Aim of the exercise: When you print the records below, keep every word exact and leave out the images.
BEGIN Dataset records
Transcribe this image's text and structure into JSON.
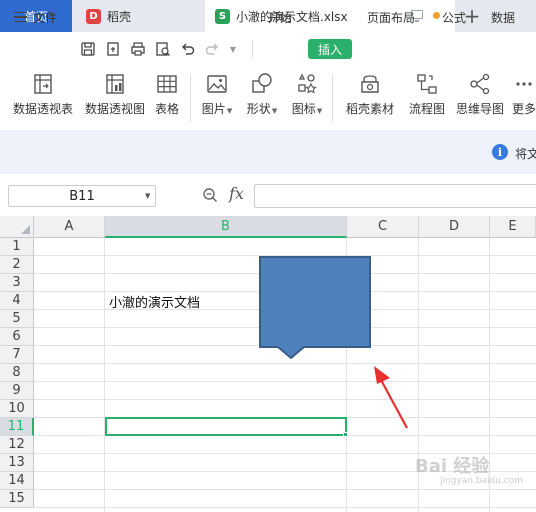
{
  "tabs": {
    "home": "首页",
    "daoke": "稻壳",
    "file": "小澈的演示文档.xlsx",
    "daoke_logo": "D",
    "sheet_logo": "S"
  },
  "menu": {
    "file": "文件",
    "start": "开始",
    "insert": "插入",
    "page_layout": "页面布局",
    "formula": "公式",
    "data": "数据"
  },
  "ribbon": {
    "pivot_table": "数据透视表",
    "pivot_chart": "数据透视图",
    "table": "表格",
    "picture": "图片",
    "shapes": "形状",
    "icons": "图标",
    "daoke_material": "稻壳素材",
    "flowchart": "流程图",
    "mindmap": "思维导图",
    "more": "更多"
  },
  "info": {
    "text": "将文"
  },
  "formula_bar": {
    "name_box": "B11",
    "fx": "fx",
    "value": ""
  },
  "grid": {
    "columns": [
      "A",
      "B",
      "C",
      "D",
      "E"
    ],
    "selected_column": "B",
    "rows": [
      "1",
      "2",
      "3",
      "4",
      "5",
      "6",
      "7",
      "8",
      "9",
      "10",
      "11",
      "12",
      "13",
      "14",
      "15"
    ],
    "selected_row": "11",
    "cell_b4": "小澈的演示文档"
  },
  "watermark": {
    "main": "Bai 经验",
    "sub": "jingyan.baidu.com"
  },
  "colors": {
    "accent_green": "#2ab06a",
    "tab_blue": "#2f6bcf",
    "shape_fill": "#4f81bd",
    "arrow_red": "#e8312f"
  }
}
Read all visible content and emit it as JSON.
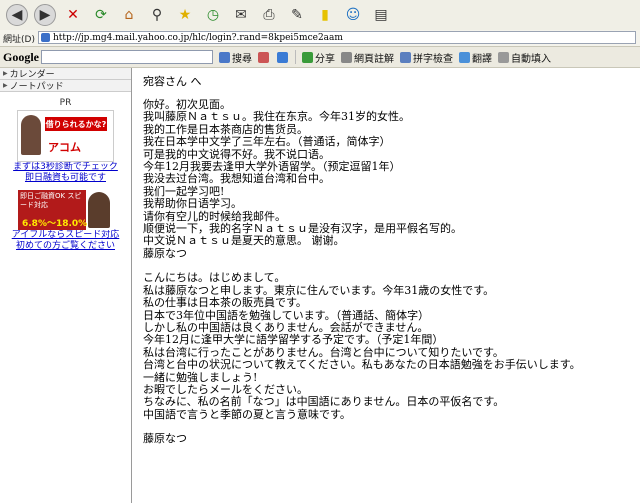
{
  "address": {
    "label": "網址(D)",
    "url": "http://jp.mg4.mail.yahoo.co.jp/hlc/login?.rand=8kpei5mce2aam"
  },
  "google_bar": {
    "logo": "Google",
    "items": [
      "搜尋",
      "分享",
      "網頁註解",
      "拼字檢查",
      "翻譯",
      "自動填入"
    ]
  },
  "sidebar": {
    "items": [
      "カレンダー",
      "ノートパッド"
    ],
    "pr_label": "PR",
    "ad1": {
      "banner": "借りられるかな?",
      "brand": "アコム",
      "link1": "まずは3秒診断でチェック",
      "link2": "即日融資も可能です"
    },
    "ad2": {
      "banner": "即日ご融資OK スピード対応",
      "rate": "6.8%～18.0%",
      "link1": "アイフルならスピード対応",
      "link2": "初めての方ご覧ください"
    }
  },
  "message": {
    "to": "宛容さん へ",
    "paragraph1": [
      "你好。初次见面。",
      "我叫藤原Ｎａｔｓｕ。我住在东京。今年31岁的女性。",
      "我的工作是日本茶商店的售货员。",
      "我在日本学中文学了三年左右。（普通话，简体字）",
      "可是我的中文说得不好。我不说口语。",
      "今年12月我要去逢甲大学外语留学。（预定逗留1年）",
      "我没去过台湾。我想知道台湾和台中。",
      "我们一起学习吧!",
      "我帮助你日语学习。",
      "请你有空儿的时候给我邮件。",
      "顺便说一下，我的名字Ｎａｔｓｕ是没有汉字，是用平假名写的。",
      "中文说Ｎａｔｓｕ是夏天的意思。                              谢谢。",
      "藤原なつ"
    ],
    "paragraph2": [
      "こんにちは。はじめまして。",
      "私は藤原なつと申します。東京に住んでいます。今年31歳の女性です。",
      "私の仕事は日本茶の販売員です。",
      "日本で3年位中国語を勉強しています。（普通話、簡体字）",
      "しかし私の中国語は良くありません。会話ができません。",
      "今年12月に逢甲大学に語学留学する予定です。（予定1年間）",
      "私は台湾に行ったことがありません。台湾と台中について知りたいです。",
      "台湾と台中の状況について教えてください。私もあなたの日本語勉強をお手伝いします。",
      "一緒に勉強しましょう!",
      "お暇でしたらメールをください。",
      "ちなみに、私の名前「なつ」は中国語にありません。日本の平仮名です。",
      "中国語で言うと季節の夏と言う意味です。"
    ],
    "signature": "藤原なつ"
  }
}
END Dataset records
Your solution:
Transcribe this image's text and structure into JSON.
{
  "tabs": {
    "home": "首页",
    "daoke": "稻壳",
    "file": "小澈的演示文档.xlsx",
    "daoke_logo": "D",
    "sheet_logo": "S"
  },
  "menu": {
    "file": "文件",
    "start": "开始",
    "insert": "插入",
    "page_layout": "页面布局",
    "formula": "公式",
    "data": "数据"
  },
  "ribbon": {
    "pivot_table": "数据透视表",
    "pivot_chart": "数据透视图",
    "table": "表格",
    "picture": "图片",
    "shapes": "形状",
    "icons": "图标",
    "daoke_material": "稻壳素材",
    "flowchart": "流程图",
    "mindmap": "思维导图",
    "more": "更多"
  },
  "info": {
    "text": "将文"
  },
  "formula_bar": {
    "name_box": "B11",
    "fx": "fx",
    "value": ""
  },
  "grid": {
    "columns": [
      "A",
      "B",
      "C",
      "D",
      "E"
    ],
    "selected_column": "B",
    "rows": [
      "1",
      "2",
      "3",
      "4",
      "5",
      "6",
      "7",
      "8",
      "9",
      "10",
      "11",
      "12",
      "13",
      "14",
      "15"
    ],
    "selected_row": "11",
    "cell_b4": "小澈的演示文档"
  },
  "watermark": {
    "main": "Bai 经验",
    "sub": "jingyan.baidu.com"
  },
  "colors": {
    "accent_green": "#2ab06a",
    "tab_blue": "#2f6bcf",
    "shape_fill": "#4f81bd",
    "arrow_red": "#e8312f"
  }
}
Read all visible content and emit it as JSON.
{
  "address": {
    "label": "網址(D)",
    "url": "http://jp.mg4.mail.yahoo.co.jp/hlc/login?.rand=8kpei5mce2aam"
  },
  "google_bar": {
    "logo": "Google",
    "items": [
      "搜尋",
      "分享",
      "網頁註解",
      "拼字檢查",
      "翻譯",
      "自動填入"
    ]
  },
  "sidebar": {
    "items": [
      "カレンダー",
      "ノートパッド"
    ],
    "pr_label": "PR",
    "ad1": {
      "banner": "借りられるかな?",
      "brand": "アコム",
      "link1": "まずは3秒診断でチェック",
      "link2": "即日融資も可能です"
    },
    "ad2": {
      "banner": "即日ご融資OK スピード対応",
      "rate": "6.8%～18.0%",
      "link1": "アイフルならスピード対応",
      "link2": "初めての方ご覧ください"
    }
  },
  "message": {
    "to": "宛容さん へ",
    "paragraph1": [
      "你好。初次见面。",
      "我叫藤原Ｎａｔｓｕ。我住在东京。今年31岁的女性。",
      "我的工作是日本茶商店的售货员。",
      "我在日本学中文学了三年左右。（普通话，简体字）",
      "可是我的中文说得不好。我不说口语。",
      "今年12月我要去逢甲大学外语留学。（预定逗留1年）",
      "我没去过台湾。我想知道台湾和台中。",
      "我们一起学习吧!",
      "我帮助你日语学习。",
      "请你有空儿的时候给我邮件。",
      "顺便说一下，我的名字Ｎａｔｓｕ是没有汉字，是用平假名写的。",
      "中文说Ｎａｔｓｕ是夏天的意思。                              谢谢。",
      "藤原なつ"
    ],
    "paragraph2": [
      "こんにちは。はじめまして。",
      "私は藤原なつと申します。東京に住んでいます。今年31歳の女性です。",
      "私の仕事は日本茶の販売員です。",
      "日本で3年位中国語を勉強しています。（普通話、簡体字）",
      "しかし私の中国語は良くありません。会話ができません。",
      "今年12月に逢甲大学に語学留学する予定です。（予定1年間）",
      "私は台湾に行ったことがありません。台湾と台中について知りたいです。",
      "台湾と台中の状況について教えてください。私もあなたの日本語勉強をお手伝いします。",
      "一緒に勉強しましょう!",
      "お暇でしたらメールをください。",
      "ちなみに、私の名前「なつ」は中国語にありません。日本の平仮名です。",
      "中国語で言うと季節の夏と言う意味です。"
    ],
    "signature": "藤原なつ"
  }
}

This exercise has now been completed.